RBKC is of course an integral part of Central London’s ecosystem. Asked about relations with neighbouring Westminster – a historically Conservative-led borough won by Labour at the last local election – Campbell did not skip a beat. “We work very pragmatically with Westminster, with whom we share all our children’s, families’ and adult social care services. That’s a huge shared workforce and we work extremely well with them. In fact, Ofsted rated our children’s services as ‘outstanding’ and that’s not something that we intend to mess with.”
She’s also keen to stress that this good practical working relationship between boroughs “is true across London” and she would know: Campbell has held senior leadership roles in the London-wide London Councils membership body and previously with the CAZ-focused Central London Forward partnership. “Council Leaders across the capital are realising that whatever ‘flavour’ the next government comes in, whether Conservative or Labour, we need to be united to make sure we make the case for London on a cross-party basis, along with the GLA and with businesses and to compete globally as a city with the likes of Paris and New York.” Campbell highlights two relevant initiatives to promote these pan-London missions.
First the Opportunity London partnership, which has set out to promote the city as an investment destination. It’s about telling investors “here we are, we’re open for investment.” That London is “a stable city, with stable politics,” and that “we are absolutely open to talk to anyone who wants to come to London and help make our vision for the next 25 years a reality.”
Second, London Councils’ efforts to lobby Government about devolving further powers, with a particular focus on allowing London to raise more funding locally. London Councils has identified and mapped the city’s various strategic infrastructure needs – whether housing, drainage, or transport – and drawn up proposals for financing these. “We’re not asking for huge amounts more money,” she stresses. “All we’re asking Government is to allow us to keep more of the profit generated by London within London” and she points to how the Elizabeth Line and Northern Line were funded as a model that can be replicated. “London is a mature, grown-up city and we just want to be able to provide for ourselves.”
Working with business
Turning back to RBKC, Campbell notes that the pandemic acted as a positive catalyst for the Royal Borough’s collaboration with businesses. “We have huge connections with business, which we didn’t have previously if I’m honest.

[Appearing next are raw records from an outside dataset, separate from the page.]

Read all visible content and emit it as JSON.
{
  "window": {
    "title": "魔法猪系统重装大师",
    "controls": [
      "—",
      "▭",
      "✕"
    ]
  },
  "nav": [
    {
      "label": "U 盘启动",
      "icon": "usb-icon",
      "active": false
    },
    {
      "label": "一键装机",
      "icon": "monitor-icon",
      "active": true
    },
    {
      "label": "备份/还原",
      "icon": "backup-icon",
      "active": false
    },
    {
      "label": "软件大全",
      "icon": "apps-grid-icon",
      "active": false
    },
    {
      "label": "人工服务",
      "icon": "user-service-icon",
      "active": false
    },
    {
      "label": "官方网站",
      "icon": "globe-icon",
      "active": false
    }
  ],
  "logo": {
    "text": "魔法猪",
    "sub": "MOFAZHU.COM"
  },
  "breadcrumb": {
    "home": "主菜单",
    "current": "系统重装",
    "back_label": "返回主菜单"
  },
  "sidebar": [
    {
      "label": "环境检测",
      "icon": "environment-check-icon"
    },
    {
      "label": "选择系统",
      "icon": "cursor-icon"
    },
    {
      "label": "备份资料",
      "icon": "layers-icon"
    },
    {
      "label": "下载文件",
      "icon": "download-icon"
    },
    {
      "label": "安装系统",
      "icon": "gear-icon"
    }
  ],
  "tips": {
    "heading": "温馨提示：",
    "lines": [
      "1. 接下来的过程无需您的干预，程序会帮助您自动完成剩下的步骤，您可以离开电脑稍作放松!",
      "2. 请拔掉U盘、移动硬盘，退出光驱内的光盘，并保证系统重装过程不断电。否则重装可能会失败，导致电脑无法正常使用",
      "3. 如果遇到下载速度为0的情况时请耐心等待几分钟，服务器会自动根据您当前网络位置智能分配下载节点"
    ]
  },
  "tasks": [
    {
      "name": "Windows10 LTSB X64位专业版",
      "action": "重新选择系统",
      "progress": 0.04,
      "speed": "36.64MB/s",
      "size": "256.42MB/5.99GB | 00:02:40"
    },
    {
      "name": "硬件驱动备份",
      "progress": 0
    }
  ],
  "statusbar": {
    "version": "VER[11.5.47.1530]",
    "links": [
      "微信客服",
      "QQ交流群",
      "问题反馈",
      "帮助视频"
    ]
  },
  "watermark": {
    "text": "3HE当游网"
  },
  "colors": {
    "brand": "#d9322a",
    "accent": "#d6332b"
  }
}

But Covid made us up our game. We now have an Employers Forum, talk to businesses a lot about the skills they need and try and match them with unemployed residents though local job fairs. We also talk to them regularly about what they need from the borough” on other fronts also.
From London Councils’ point of view, “we are really interested in attracting investors and any businesses who want to be part of Opportunity London, we would welcome with open arms – they just need to get in touch!”
And as we wrapped up a fun, wide-ranging conversation, Campbell pulled us back with a cheerful challenge to one of London’s international competitors: “Oh and one other thing! You should say that we believe we are Paris’ 21st Arrondissement. Because you don’t need to go to Paris, you just need to come to Chelsea Cultural Quarter. No need to go abroad!”
This interview was conducted by London Communications Agency on behalf of the London Property Alliance as part of its curation of the monthly Central London Planning & Politics newsletter.